The Overview

The story follows Alice Tanner as she discovers cave containing two bodies whilst volunteering on an archaeological dig in France. She is surprised at the anger and intrigue that surrounds the discovery, and quickly realises that the place she has discovered is familiar, although she knows she has never been there before. With many factions vying to use the cave and call on its power, Alice must solve the mystery before it’s too late.

The Verdict

This was a really enjoyable novel. It was described to me as similar to Dan Brown, and I would agree in theory. There is a search for the grail, protected by a secret sect, and the power the grail provides can be utilised for good and evil. Its protection is paramount to the survival of mankind. But Kate takes such a different story line to Dan Brown that it does her a disservice to compare the others beyond the initial concept.

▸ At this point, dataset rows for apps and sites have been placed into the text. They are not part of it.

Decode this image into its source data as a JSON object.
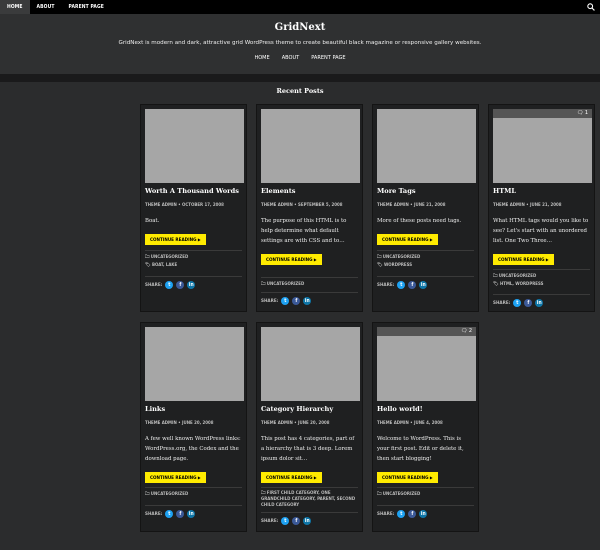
{
  "topnav": {
    "items": [
      "HOME",
      "ABOUT",
      "PARENT PAGE"
    ],
    "search_icon": "search-icon"
  },
  "header": {
    "title": "GridNext",
    "description": "GridNext is modern and dark, attractive grid WordPress theme to create beautiful black magazine or responsive gallery websites.",
    "menu": [
      "HOME",
      "ABOUT",
      "PARENT PAGE"
    ]
  },
  "section": {
    "title": "Recent Posts"
  },
  "share_label": "SHARE:",
  "read_more": "CONTINUE READING",
  "posts": [
    {
      "title": "Worth A Thousand Words",
      "meta": "THEME ADMIN  •  OCTOBER 17, 2008",
      "excerpt": "Boat.",
      "categories": "UNCATEGORIZED",
      "tags": "BOAT, LAKE"
    },
    {
      "title": "Elements",
      "meta": "THEME ADMIN  •  SEPTEMBER 5, 2008",
      "excerpt": "The purpose of this HTML is to help determine what default settings are with CSS and to…",
      "categories": "UNCATEGORIZED",
      "tags": ""
    },
    {
      "title": "More Tags",
      "meta": "THEME ADMIN  •  JUNE 21, 2008",
      "excerpt": "More of these posts need tags.",
      "categories": "UNCATEGORIZED",
      "tags": "WORDPRESS"
    },
    {
      "title": "HTML",
      "meta": "THEME ADMIN  •  JUNE 21, 2008",
      "excerpt": "What HTML tags would you like to see? Let's start with an unordered list. One Two Three…",
      "categories": "UNCATEGORIZED",
      "tags": "HTML, WORDPRESS",
      "comments": "1"
    },
    {
      "title": "Links",
      "meta": "THEME ADMIN  •  JUNE 20, 2008",
      "excerpt": "A few well known WordPress links: WordPress.org, the Codex and the download page.",
      "categories": "UNCATEGORIZED",
      "tags": ""
    },
    {
      "title": "Category Hierarchy",
      "meta": "THEME ADMIN  •  JUNE 20, 2008",
      "excerpt": "This post has 4 categories, part of a hierarchy that is 3 deep. Lorem ipsum dolor sit…",
      "categories": "FIRST CHILD CATEGORY, ONE GRANDCHILD CATEGORY, PARENT, SECOND CHILD CATEGORY",
      "tags": ""
    },
    {
      "title": "Hello world!",
      "meta": "THEME ADMIN  •  JUNE 4, 2008",
      "excerpt": "Welcome to WordPress. This is your first post. Edit or delete it, then start blogging!",
      "categories": "UNCATEGORIZED",
      "tags": "",
      "comments": "2"
    }
  ]
}
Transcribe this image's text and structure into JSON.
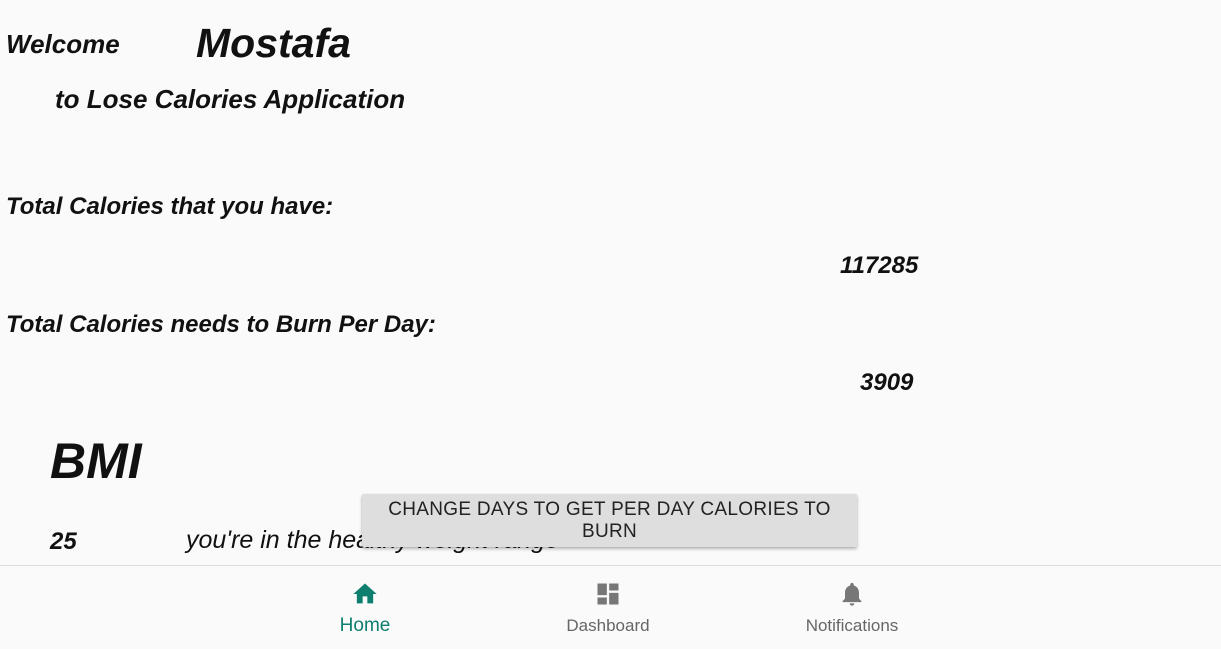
{
  "header": {
    "welcome": "Welcome",
    "username": "Mostafa",
    "subtitle": "to Lose Calories Application"
  },
  "calories": {
    "total_label": "Total Calories that you have:",
    "total_value": "117285",
    "per_day_label": "Total Calories needs to Burn Per Day:",
    "per_day_value": "3909"
  },
  "bmi": {
    "title": "BMI",
    "value": "25",
    "status": "you're in the healthy weight range"
  },
  "change_button": {
    "label": "CHANGE DAYS TO GET PER DAY CALORIES TO BURN"
  },
  "bottom_nav": {
    "items": [
      {
        "label": "Home",
        "icon": "home-icon",
        "active": true
      },
      {
        "label": "Dashboard",
        "icon": "dashboard-icon",
        "active": false
      },
      {
        "label": "Notifications",
        "icon": "bell-icon",
        "active": false
      }
    ]
  },
  "colors": {
    "accent": "#0e7f6e",
    "inactive": "#666666",
    "background": "#fafafa",
    "button": "#dedede"
  }
}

I really enjoyed the parallelism of Alice and Alais, but I thought this was cheapened by their shared memory. It would have been equally effective if the story had simply been told as it is, without Alice passing out and having recurrent nightmares about Alais’ life. I never really felt like this was adequately explained, and alongside Sajhe’s eight hundred years of life, was extremely unnecessary in furthering the plot. Just the passing down of the traditions and stories would have been enough.

Labyrinth gets off to a bit of a slow start, and there are places where the descriptions could be cut down. But the action doesn’t take too long to begin, and as you journey with the characters, there was never a moment where I thought ‘NO I don’t care about him, what’s happening to her’ which means that Mosse structured her story really well and without too much unbearable suspense.

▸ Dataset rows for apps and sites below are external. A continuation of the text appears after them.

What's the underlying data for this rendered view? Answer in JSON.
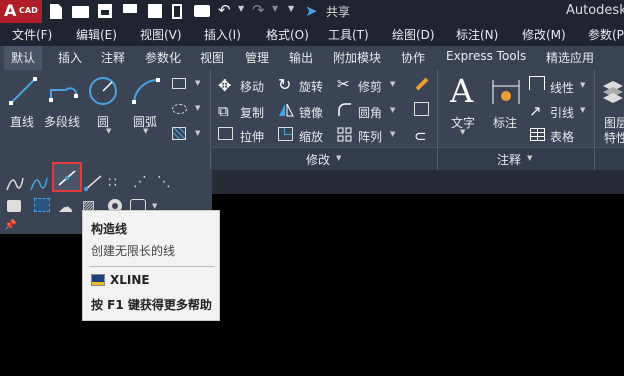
{
  "title": {
    "logo": "A",
    "logo_sub": "CAD",
    "share": "共享",
    "app": "Autodesk"
  },
  "menus": [
    "文件(F)",
    "编辑(E)",
    "视图(V)",
    "插入(I)",
    "格式(O)",
    "工具(T)",
    "绘图(D)",
    "标注(N)",
    "修改(M)",
    "参数(P"
  ],
  "tabs": [
    "默认",
    "插入",
    "注释",
    "参数化",
    "视图",
    "管理",
    "输出",
    "附加模块",
    "协作",
    "Express Tools",
    "精选应用"
  ],
  "draw": {
    "line": "直线",
    "polyline": "多段线",
    "circle": "圆",
    "arc": "圆弧"
  },
  "modify": {
    "move": "移动",
    "rotate": "旋转",
    "trim": "修剪",
    "copy": "复制",
    "mirror": "镜像",
    "fillet": "圆角",
    "stretch": "拉伸",
    "scale": "缩放",
    "array": "阵列",
    "panel": "修改"
  },
  "annot": {
    "text": "文字",
    "dim": "标注",
    "linear": "线性",
    "leader": "引线",
    "table": "表格",
    "panel": "注释"
  },
  "layer": {
    "line1": "图层",
    "line2": "特性"
  },
  "tooltip": {
    "title": "构造线",
    "desc": "创建无限长的线",
    "command": "XLINE",
    "help": "按 F1 键获得更多帮助"
  },
  "colors": {
    "accent": "#cf2230",
    "highlight": "#e23b3b",
    "ribbon": "#3b4454"
  }
}
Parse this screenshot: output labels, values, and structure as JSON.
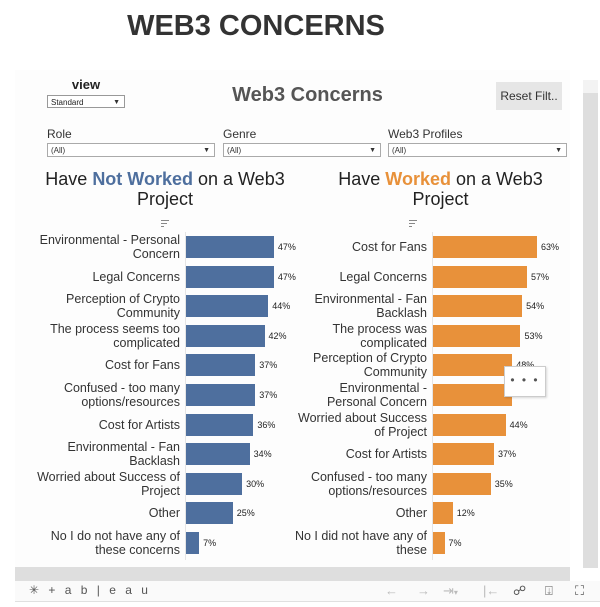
{
  "page_title": "WEB3 CONCERNS",
  "dashboard": {
    "title": "Web3 Concerns",
    "view_label": "view",
    "view_select": "Standard",
    "reset_button": "Reset Filt..",
    "filters": [
      {
        "label": "Role",
        "value": "(All)"
      },
      {
        "label": "Genre",
        "value": "(All)"
      },
      {
        "label": "Web3 Profiles",
        "value": "(All)"
      }
    ],
    "more_menu": "• • •"
  },
  "colors": {
    "not_worked": "#4e6f9e",
    "worked": "#e8913a"
  },
  "chart_data": [
    {
      "type": "bar",
      "orientation": "horizontal",
      "title_parts": [
        "Have ",
        "Not Worked",
        " on a Web3 Project"
      ],
      "title": "Have Not Worked on a Web3 Project",
      "categories": [
        "Environmental - Personal Concern",
        "Legal Concerns",
        "Perception of Crypto Community",
        "The process seems too complicated",
        "Cost for Fans",
        "Confused - too many options/resources",
        "Cost for Artists",
        "Environmental - Fan Backlash",
        "Worried about Success of Project",
        "Other",
        "No I do not have any of these concerns"
      ],
      "values": [
        47,
        47,
        44,
        42,
        37,
        37,
        36,
        34,
        30,
        25,
        7
      ],
      "labels": [
        "47%",
        "47%",
        "44%",
        "42%",
        "37%",
        "37%",
        "36%",
        "34%",
        "30%",
        "25%",
        "7%"
      ],
      "unit": "%",
      "xlim": [
        0,
        50
      ],
      "grid": false,
      "legend": "none"
    },
    {
      "type": "bar",
      "orientation": "horizontal",
      "title_parts": [
        "Have ",
        "Worked",
        " on a Web3 Project"
      ],
      "title": "Have Worked on a Web3 Project",
      "categories": [
        "Cost for Fans",
        "Legal Concerns",
        "Environmental - Fan Backlash",
        "The process was complicated",
        "Perception of Crypto Community",
        "Environmental - Personal Concern",
        "Worried about Success of Project",
        "Cost for Artists",
        "Confused - too many options/resources",
        "Other",
        "No I did not have any of these"
      ],
      "values": [
        63,
        57,
        54,
        53,
        48,
        48,
        44,
        37,
        35,
        12,
        7
      ],
      "labels": [
        "63%",
        "57%",
        "54%",
        "53%",
        "48%",
        "",
        "44%",
        "37%",
        "35%",
        "12%",
        "7%"
      ],
      "unit": "%",
      "xlim": [
        0,
        70
      ],
      "grid": false,
      "legend": "none"
    }
  ],
  "toolbar": {
    "logo": "+ a b | e a u",
    "icons": [
      "undo-icon",
      "redo-icon",
      "revert-icon",
      "reset-start-icon",
      "share-icon",
      "download-icon",
      "fullscreen-icon"
    ]
  }
}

Overall, it was an interesting, historically accurate and well structured novel, with a driving plot, really well developed characters and excellent writing. Despite the obvious twist and unexplained nature of long life and reincarnation, overall it was an excellent story. I recommend reading it if historical fiction is your thing!